December silver contracts were down 10 cents, or 0.5%, to $17.98 a troy ounce.
The grey metal has outshined gold for much of 2019, as evidenced by the declining gold-silver ratio. At the time of writing, one ounce of gold bought 84.00 ounces of gold, a slight gain from the previous session. Over the past 60 days, the ratio was as high as 90.33.
The U.S. dollar, which often trades inversely with precious metals, was little changed against a basket of peers Tuesday. At last check, the DXY dollar index was holding steady at 98.60.
The Federal Reserve kicks off a high-stakes policy meeting on Tuesday, with officials set to deliver their verdict the following afternoon.
Bets are suddenly rising that the central bank won’t lower interest rates as previously thought, according to the latest Fed Fund futures prices.

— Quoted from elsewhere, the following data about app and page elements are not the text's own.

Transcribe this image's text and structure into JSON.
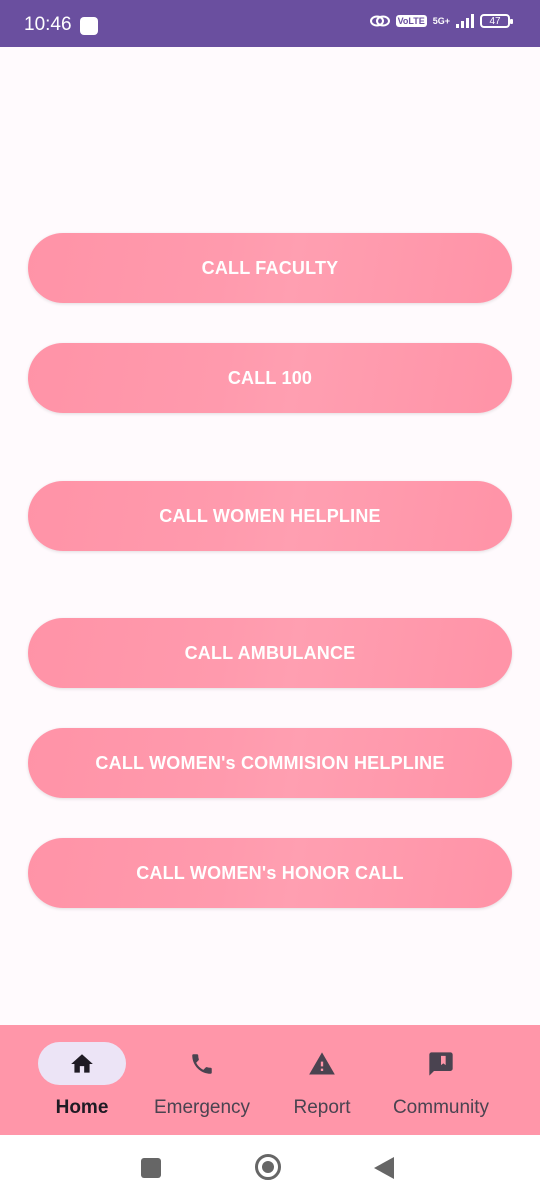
{
  "status_bar": {
    "time": "10:46",
    "network": "5G+",
    "battery": "47"
  },
  "buttons": [
    {
      "label": "CALL FACULTY"
    },
    {
      "label": "CALL 100"
    },
    {
      "label": "CALL WOMEN HELPLINE"
    },
    {
      "label": "CALL AMBULANCE"
    },
    {
      "label": "CALL WOMEN's COMMISION HELPLINE"
    },
    {
      "label": "CALL WOMEN's HONOR CALL"
    }
  ],
  "bottom_nav": {
    "items": [
      {
        "label": "Home",
        "icon": "home-icon",
        "active": true
      },
      {
        "label": "Emergency",
        "icon": "phone-icon",
        "active": false
      },
      {
        "label": "Report",
        "icon": "warning-icon",
        "active": false
      },
      {
        "label": "Community",
        "icon": "feedback-icon",
        "active": false
      }
    ]
  },
  "colors": {
    "status_bar": "#6a4f9f",
    "button_pink": "#ff96a9",
    "nav_active_pill": "#ece4f6",
    "background": "#fffafd"
  }
}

As of Tuesday morning, the chance of a rate hike this week was 68.1% based on futures prices. It was higher than 95% earlier this month.
Closely-watched gauges of inflation, both in terms of consumer prices and wages, rose more than expected in August. Usually, that gives central bankers less urgency to lower interest rates.
At the same time, the United States and China are said to be eyeing a temporary trade deal that would delay tariffs and bring stability back to the global macro climate. Those talks are going on behind the scenes ahead of next month’s meetings between the two countries.
The Fed’s rate decision on Wednesday will be accompanied by a revised summary of economic projections covering GDP, unemployment and inflation.
Last modified: January 10, 2020 2:55 PM UTC